[Exercise material]

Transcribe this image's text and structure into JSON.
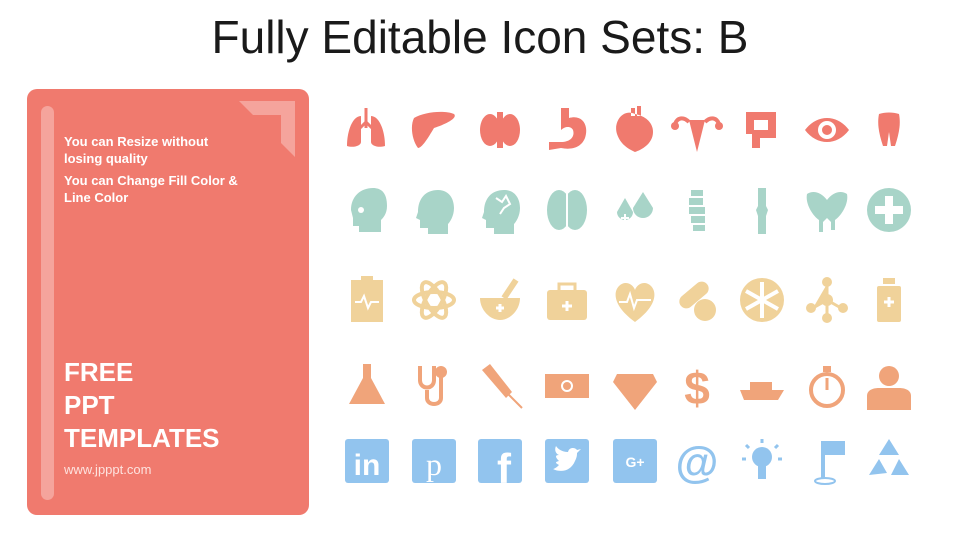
{
  "title": "Fully Editable Icon Sets: B",
  "card": {
    "line1": "You can Resize without losing quality",
    "line2": "You can Change Fill Color & Line Color",
    "headline": [
      "FREE",
      "PPT",
      "TEMPLATES"
    ],
    "url": "www.jpppt.com",
    "color": "#f07a6e"
  },
  "icon_rows": [
    {
      "color": "#f07a6e",
      "icons": [
        "lungs-icon",
        "liver-icon",
        "kidneys-icon",
        "stomach-icon",
        "heart-organ-icon",
        "uterus-icon",
        "intestine-icon",
        "eye-icon",
        "tooth-icon"
      ]
    },
    {
      "color": "#a8d4c8",
      "icons": [
        "skull-icon",
        "head-icon",
        "brain-head-icon",
        "brain-icon",
        "blood-drops-icon",
        "spine-icon",
        "knee-bone-icon",
        "pelvis-icon",
        "medical-cross-icon"
      ]
    },
    {
      "color": "#f0d29a",
      "icons": [
        "clipboard-ecg-icon",
        "atom-icon",
        "mortar-pestle-icon",
        "first-aid-kit-icon",
        "heart-ecg-icon",
        "pills-icon",
        "asterisk-circle-icon",
        "molecule-icon",
        "medicine-bottle-icon"
      ]
    },
    {
      "color": "#f0a47a",
      "icons": [
        "flask-icon",
        "stethoscope-icon",
        "syringe-icon",
        "banknote-icon",
        "diamond-icon",
        "dollar-icon",
        "ship-icon",
        "stopwatch-icon",
        "user-icon"
      ]
    },
    {
      "color": "#92c4ee",
      "icons": [
        "linkedin-icon",
        "pinterest-icon",
        "facebook-icon",
        "twitter-icon",
        "google-plus-icon",
        "at-sign-icon",
        "lightbulb-icon",
        "golf-flag-icon",
        "recycle-icon"
      ]
    }
  ]
}
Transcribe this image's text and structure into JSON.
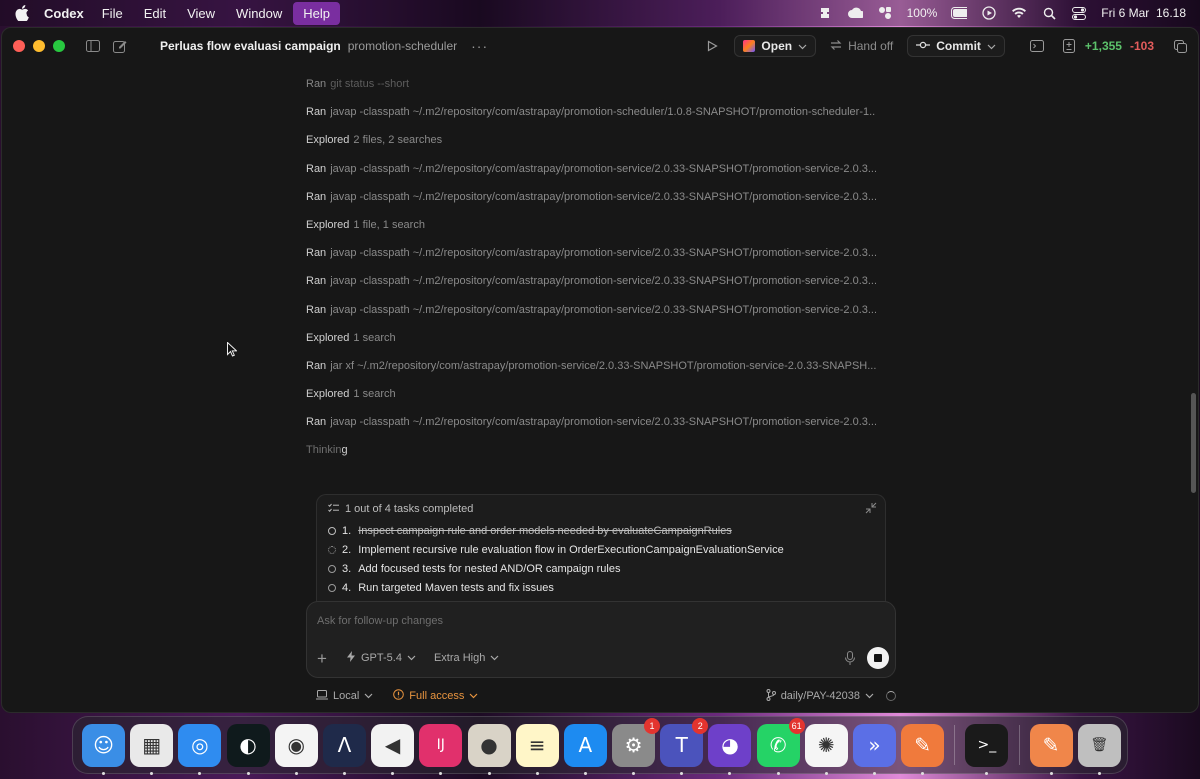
{
  "menubar": {
    "app": "Codex",
    "items": [
      "File",
      "Edit",
      "View",
      "Window",
      "Help"
    ],
    "battery": "100%",
    "datetime": "Fri 6 Mar  16.18"
  },
  "window": {
    "title": "Perluas flow evaluasi campaign",
    "project": "promotion-scheduler",
    "more": "···",
    "open_label": "Open",
    "handoff_label": "Hand off",
    "commit_label": "Commit",
    "additions": "+1,355",
    "deletions": "-103"
  },
  "log": [
    {
      "verb": "Ran",
      "text": "git status --short"
    },
    {
      "verb": "Ran",
      "text": "javap -classpath ~/.m2/repository/com/astrapay/promotion-scheduler/1.0.8-SNAPSHOT/promotion-scheduler-1...."
    },
    {
      "verb": "Explored",
      "text": "2 files, 2 searches"
    },
    {
      "verb": "Ran",
      "text": "javap -classpath ~/.m2/repository/com/astrapay/promotion-service/2.0.33-SNAPSHOT/promotion-service-2.0.3..."
    },
    {
      "verb": "Ran",
      "text": "javap -classpath ~/.m2/repository/com/astrapay/promotion-service/2.0.33-SNAPSHOT/promotion-service-2.0.3..."
    },
    {
      "verb": "Explored",
      "text": "1 file, 1 search"
    },
    {
      "verb": "Ran",
      "text": "javap -classpath ~/.m2/repository/com/astrapay/promotion-service/2.0.33-SNAPSHOT/promotion-service-2.0.3..."
    },
    {
      "verb": "Ran",
      "text": "javap -classpath ~/.m2/repository/com/astrapay/promotion-service/2.0.33-SNAPSHOT/promotion-service-2.0.3..."
    },
    {
      "verb": "Ran",
      "text": "javap -classpath ~/.m2/repository/com/astrapay/promotion-service/2.0.33-SNAPSHOT/promotion-service-2.0.3..."
    },
    {
      "verb": "Explored",
      "text": "1 search"
    },
    {
      "verb": "Ran",
      "text": "jar xf ~/.m2/repository/com/astrapay/promotion-service/2.0.33-SNAPSHOT/promotion-service-2.0.33-SNAPSH..."
    },
    {
      "verb": "Explored",
      "text": "1 search"
    },
    {
      "verb": "Ran",
      "text": "javap -classpath ~/.m2/repository/com/astrapay/promotion-service/2.0.33-SNAPSHOT/promotion-service-2.0.3..."
    }
  ],
  "thinking": {
    "dim": "Thinkin",
    "bright": "g"
  },
  "tasks": {
    "header": "1 out of 4 tasks completed",
    "items": [
      {
        "num": "1.",
        "text": "Inspect campaign rule and order models needed by evaluateCampaignRules",
        "status": "done"
      },
      {
        "num": "2.",
        "text": "Implement recursive rule evaluation flow in OrderExecutionCampaignEvaluationService",
        "status": "active"
      },
      {
        "num": "3.",
        "text": "Add focused tests for nested AND/OR campaign rules",
        "status": "pending"
      },
      {
        "num": "4.",
        "text": "Run targeted Maven tests and fix issues",
        "status": "pending"
      }
    ]
  },
  "composer": {
    "placeholder": "Ask for follow-up changes",
    "model": "GPT-5.4",
    "effort": "Extra High"
  },
  "footer": {
    "local": "Local",
    "access": "Full access",
    "branch": "daily/PAY-42038"
  },
  "dock": [
    {
      "name": "finder-icon",
      "bg": "#3a8ee6",
      "glyph": "☺"
    },
    {
      "name": "launchpad-icon",
      "bg": "#e9e9e9",
      "glyph": "▦"
    },
    {
      "name": "safari-icon",
      "bg": "#2f8cf0",
      "glyph": "◎"
    },
    {
      "name": "codex-app-icon",
      "bg": "#0f1a1c",
      "glyph": "◐"
    },
    {
      "name": "chrome-icon",
      "bg": "#f4f4f4",
      "glyph": "◉"
    },
    {
      "name": "arc-icon",
      "bg": "#1f2a4a",
      "glyph": "Λ"
    },
    {
      "name": "vscode-icon",
      "bg": "#f2f2f2",
      "glyph": "◀"
    },
    {
      "name": "intellij-icon",
      "bg": "#e1306c",
      "glyph": "IJ"
    },
    {
      "name": "postman-icon",
      "bg": "#d9d3c7",
      "glyph": "●"
    },
    {
      "name": "notes-icon",
      "bg": "#fff6c8",
      "glyph": "≡"
    },
    {
      "name": "app-store-icon",
      "bg": "#1d8bf1",
      "glyph": "A"
    },
    {
      "name": "system-settings-icon",
      "bg": "#8a8a8a",
      "glyph": "⚙",
      "badge": "1"
    },
    {
      "name": "teams-icon",
      "bg": "#4b53bc",
      "glyph": "T",
      "badge": "2"
    },
    {
      "name": "github-icon",
      "bg": "#6e40c9",
      "glyph": "◕"
    },
    {
      "name": "whatsapp-icon",
      "bg": "#25d366",
      "glyph": "✆",
      "badge": "61"
    },
    {
      "name": "chatgpt-icon",
      "bg": "#f5f5f5",
      "glyph": "✺"
    },
    {
      "name": "messages-icon",
      "bg": "#5b6fe6",
      "glyph": "»"
    },
    {
      "name": "pencil-app-icon",
      "bg": "#f07a3c",
      "glyph": "✎"
    },
    {
      "name": "terminal-icon",
      "bg": "#1a1a1a",
      "glyph": ">_"
    },
    {
      "name": "pages-icon",
      "bg": "#f0864a",
      "glyph": "✎"
    },
    {
      "name": "trash-icon",
      "bg": "#bfbfbf",
      "glyph": "🗑"
    }
  ],
  "colors": {
    "accent_orange": "#e8943f",
    "diff_add": "#5cc26b",
    "diff_del": "#e25c5c",
    "badge_red": "#e3342f"
  }
}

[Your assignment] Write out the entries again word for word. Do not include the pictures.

[Output for this exercise]
Transcribe this image's text and structure into JSON.
{
  "title": "Fully Editable Icon Sets: B",
  "card": {
    "line1": "You can Resize without losing quality",
    "line2": "You can Change Fill Color & Line Color",
    "headline": [
      "FREE",
      "PPT",
      "TEMPLATES"
    ],
    "url": "www.jpppt.com",
    "color": "#f07a6e"
  },
  "icon_rows": [
    {
      "color": "#f07a6e",
      "icons": [
        "lungs-icon",
        "liver-icon",
        "kidneys-icon",
        "stomach-icon",
        "heart-organ-icon",
        "uterus-icon",
        "intestine-icon",
        "eye-icon",
        "tooth-icon"
      ]
    },
    {
      "color": "#a8d4c8",
      "icons": [
        "skull-icon",
        "head-icon",
        "brain-head-icon",
        "brain-icon",
        "blood-drops-icon",
        "spine-icon",
        "knee-bone-icon",
        "pelvis-icon",
        "medical-cross-icon"
      ]
    },
    {
      "color": "#f0d29a",
      "icons": [
        "clipboard-ecg-icon",
        "atom-icon",
        "mortar-pestle-icon",
        "first-aid-kit-icon",
        "heart-ecg-icon",
        "pills-icon",
        "asterisk-circle-icon",
        "molecule-icon",
        "medicine-bottle-icon"
      ]
    },
    {
      "color": "#f0a47a",
      "icons": [
        "flask-icon",
        "stethoscope-icon",
        "syringe-icon",
        "banknote-icon",
        "diamond-icon",
        "dollar-icon",
        "ship-icon",
        "stopwatch-icon",
        "user-icon"
      ]
    },
    {
      "color": "#92c4ee",
      "icons": [
        "linkedin-icon",
        "pinterest-icon",
        "facebook-icon",
        "twitter-icon",
        "google-plus-icon",
        "at-sign-icon",
        "lightbulb-icon",
        "golf-flag-icon",
        "recycle-icon"
      ]
    }
  ]
}
Transcribe this image's text and structure into JSON.
{
  "menubar": {
    "app": "Codex",
    "items": [
      "File",
      "Edit",
      "View",
      "Window",
      "Help"
    ],
    "battery": "100%",
    "datetime": "Fri 6 Mar  16.18"
  },
  "window": {
    "title": "Perluas flow evaluasi campaign",
    "project": "promotion-scheduler",
    "more": "···",
    "open_label": "Open",
    "handoff_label": "Hand off",
    "commit_label": "Commit",
    "additions": "+1,355",
    "deletions": "-103"
  },
  "log": [
    {
      "verb": "Ran",
      "text": "git status --short"
    },
    {
      "verb": "Ran",
      "text": "javap -classpath ~/.m2/repository/com/astrapay/promotion-scheduler/1.0.8-SNAPSHOT/promotion-scheduler-1...."
    },
    {
      "verb": "Explored",
      "text": "2 files, 2 searches"
    },
    {
      "verb": "Ran",
      "text": "javap -classpath ~/.m2/repository/com/astrapay/promotion-service/2.0.33-SNAPSHOT/promotion-service-2.0.3..."
    },
    {
      "verb": "Ran",
      "text": "javap -classpath ~/.m2/repository/com/astrapay/promotion-service/2.0.33-SNAPSHOT/promotion-service-2.0.3..."
    },
    {
      "verb": "Explored",
      "text": "1 file, 1 search"
    },
    {
      "verb": "Ran",
      "text": "javap -classpath ~/.m2/repository/com/astrapay/promotion-service/2.0.33-SNAPSHOT/promotion-service-2.0.3..."
    },
    {
      "verb": "Ran",
      "text": "javap -classpath ~/.m2/repository/com/astrapay/promotion-service/2.0.33-SNAPSHOT/promotion-service-2.0.3..."
    },
    {
      "verb": "Ran",
      "text": "javap -classpath ~/.m2/repository/com/astrapay/promotion-service/2.0.33-SNAPSHOT/promotion-service-2.0.3..."
    },
    {
      "verb": "Explored",
      "text": "1 search"
    },
    {
      "verb": "Ran",
      "text": "jar xf ~/.m2/repository/com/astrapay/promotion-service/2.0.33-SNAPSHOT/promotion-service-2.0.33-SNAPSH..."
    },
    {
      "verb": "Explored",
      "text": "1 search"
    },
    {
      "verb": "Ran",
      "text": "javap -classpath ~/.m2/repository/com/astrapay/promotion-service/2.0.33-SNAPSHOT/promotion-service-2.0.3..."
    }
  ],
  "thinking": {
    "dim": "Thinkin",
    "bright": "g"
  },
  "tasks": {
    "header": "1 out of 4 tasks completed",
    "items": [
      {
        "num": "1.",
        "text": "Inspect campaign rule and order models needed by evaluateCampaignRules",
        "status": "done"
      },
      {
        "num": "2.",
        "text": "Implement recursive rule evaluation flow in OrderExecutionCampaignEvaluationService",
        "status": "active"
      },
      {
        "num": "3.",
        "text": "Add focused tests for nested AND/OR campaign rules",
        "status": "pending"
      },
      {
        "num": "4.",
        "text": "Run targeted Maven tests and fix issues",
        "status": "pending"
      }
    ]
  },
  "composer": {
    "placeholder": "Ask for follow-up changes",
    "model": "GPT-5.4",
    "effort": "Extra High"
  },
  "footer": {
    "local": "Local",
    "access": "Full access",
    "branch": "daily/PAY-42038"
  },
  "dock": [
    {
      "name": "finder-icon",
      "bg": "#3a8ee6",
      "glyph": "☺"
    },
    {
      "name": "launchpad-icon",
      "bg": "#e9e9e9",
      "glyph": "▦"
    },
    {
      "name": "safari-icon",
      "bg": "#2f8cf0",
      "glyph": "◎"
    },
    {
      "name": "codex-app-icon",
      "bg": "#0f1a1c",
      "glyph": "◐"
    },
    {
      "name": "chrome-icon",
      "bg": "#f4f4f4",
      "glyph": "◉"
    },
    {
      "name": "arc-icon",
      "bg": "#1f2a4a",
      "glyph": "Λ"
    },
    {
      "name": "vscode-icon",
      "bg": "#f2f2f2",
      "glyph": "◀"
    },
    {
      "name": "intellij-icon",
      "bg": "#e1306c",
      "glyph": "IJ"
    },
    {
      "name": "postman-icon",
      "bg": "#d9d3c7",
      "glyph": "●"
    },
    {
      "name": "notes-icon",
      "bg": "#fff6c8",
      "glyph": "≡"
    },
    {
      "name": "app-store-icon",
      "bg": "#1d8bf1",
      "glyph": "A"
    },
    {
      "name": "system-settings-icon",
      "bg": "#8a8a8a",
      "glyph": "⚙",
      "badge": "1"
    },
    {
      "name": "teams-icon",
      "bg": "#4b53bc",
      "glyph": "T",
      "badge": "2"
    },
    {
      "name": "github-icon",
      "bg": "#6e40c9",
      "glyph": "◕"
    },
    {
      "name": "whatsapp-icon",
      "bg": "#25d366",
      "glyph": "✆",
      "badge": "61"
    },
    {
      "name": "chatgpt-icon",
      "bg": "#f5f5f5",
      "glyph": "✺"
    },
    {
      "name": "messages-icon",
      "bg": "#5b6fe6",
      "glyph": "»"
    },
    {
      "name": "pencil-app-icon",
      "bg": "#f07a3c",
      "glyph": "✎"
    },
    {
      "name": "terminal-icon",
      "bg": "#1a1a1a",
      "glyph": ">_"
    },
    {
      "name": "pages-icon",
      "bg": "#f0864a",
      "glyph": "✎"
    },
    {
      "name": "trash-icon",
      "bg": "#bfbfbf",
      "glyph": "🗑"
    }
  ],
  "colors": {
    "accent_orange": "#e8943f",
    "diff_add": "#5cc26b",
    "diff_del": "#e25c5c",
    "badge_red": "#e3342f"
  }
}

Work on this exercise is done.